**WHAT TO WORK ON:** Please restate every line below exactly, without any pictures.

(Items from a data source)
____

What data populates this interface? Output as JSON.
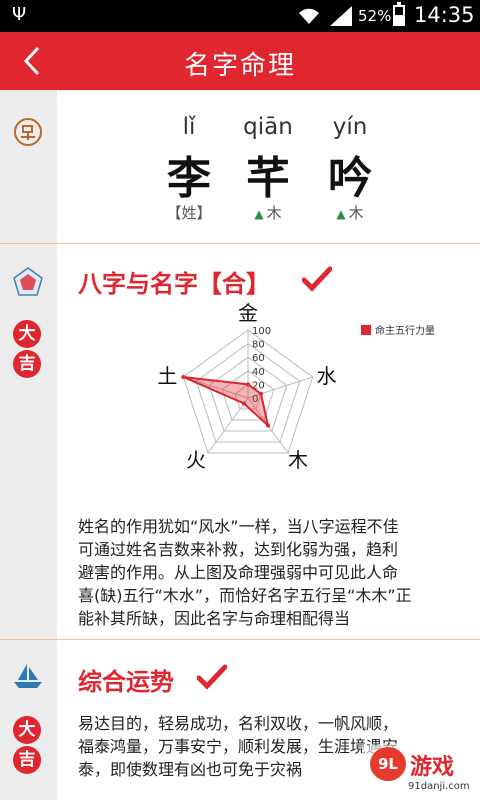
{
  "status": {
    "battery": "52%",
    "time": "14:35"
  },
  "header": {
    "title": "名字命理"
  },
  "name": {
    "chars": [
      {
        "pinyin": "lǐ",
        "hanzi": "李",
        "element": "【姓】",
        "icon": ""
      },
      {
        "pinyin": "qiān",
        "hanzi": "芊",
        "element": "木",
        "icon": "tree-icon"
      },
      {
        "pinyin": "yín",
        "hanzi": "吟",
        "element": "木",
        "icon": "tree-icon"
      }
    ]
  },
  "section1": {
    "title": "八字与名字【合】",
    "badge": [
      "大",
      "吉"
    ],
    "paragraph": [
      "姓名的作用犹如“风水”一样，当八字运程不佳",
      "可通过姓名吉数来补救，达到化弱为强，趋利",
      "避害的作用。从上图及命理强弱中可见此人命",
      "喜(缺)五行“木水”，而恰好名字五行呈“木木”正",
      "能补其所缺，因此名字与命理相配得当"
    ]
  },
  "chart_data": {
    "type": "radar",
    "axes": [
      "金",
      "水",
      "木",
      "火",
      "土"
    ],
    "ticks": [
      0,
      20,
      40,
      60,
      80,
      100
    ],
    "range": [
      0,
      100
    ],
    "series": [
      {
        "name": "命主五行力量",
        "values": [
          20,
          20,
          50,
          10,
          100
        ],
        "color": "#e0262e"
      }
    ]
  },
  "section2": {
    "title": "综合运势",
    "badge": [
      "大",
      "吉"
    ],
    "paragraph": [
      "易达目的，轻易成功，名利双收，一帆风顺，",
      "福泰鸿量，万事安宁，顺利发展，生涯境遇安",
      "泰，即使数理有凶也可免于灾祸"
    ]
  },
  "watermark": {
    "logo": "9L",
    "brand": "游戏",
    "url": "91danji.com"
  }
}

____

**FINISHED TASK:**
What data populates this interface? Output as JSON.
{
  "status": {
    "battery": "52%",
    "time": "14:35"
  },
  "header": {
    "title": "名字命理"
  },
  "name": {
    "chars": [
      {
        "pinyin": "lǐ",
        "hanzi": "李",
        "element": "【姓】",
        "icon": ""
      },
      {
        "pinyin": "qiān",
        "hanzi": "芊",
        "element": "木",
        "icon": "tree-icon"
      },
      {
        "pinyin": "yín",
        "hanzi": "吟",
        "element": "木",
        "icon": "tree-icon"
      }
    ]
  },
  "section1": {
    "title": "八字与名字【合】",
    "badge": [
      "大",
      "吉"
    ],
    "paragraph": [
      "姓名的作用犹如“风水”一样，当八字运程不佳",
      "可通过姓名吉数来补救，达到化弱为强，趋利",
      "避害的作用。从上图及命理强弱中可见此人命",
      "喜(缺)五行“木水”，而恰好名字五行呈“木木”正",
      "能补其所缺，因此名字与命理相配得当"
    ]
  },
  "chart_data": {
    "type": "radar",
    "axes": [
      "金",
      "水",
      "木",
      "火",
      "土"
    ],
    "ticks": [
      0,
      20,
      40,
      60,
      80,
      100
    ],
    "range": [
      0,
      100
    ],
    "series": [
      {
        "name": "命主五行力量",
        "values": [
          20,
          20,
          50,
          10,
          100
        ],
        "color": "#e0262e"
      }
    ]
  },
  "section2": {
    "title": "综合运势",
    "badge": [
      "大",
      "吉"
    ],
    "paragraph": [
      "易达目的，轻易成功，名利双收，一帆风顺，",
      "福泰鸿量，万事安宁，顺利发展，生涯境遇安",
      "泰，即使数理有凶也可免于灾祸"
    ]
  },
  "watermark": {
    "logo": "9L",
    "brand": "游戏",
    "url": "91danji.com"
  }
}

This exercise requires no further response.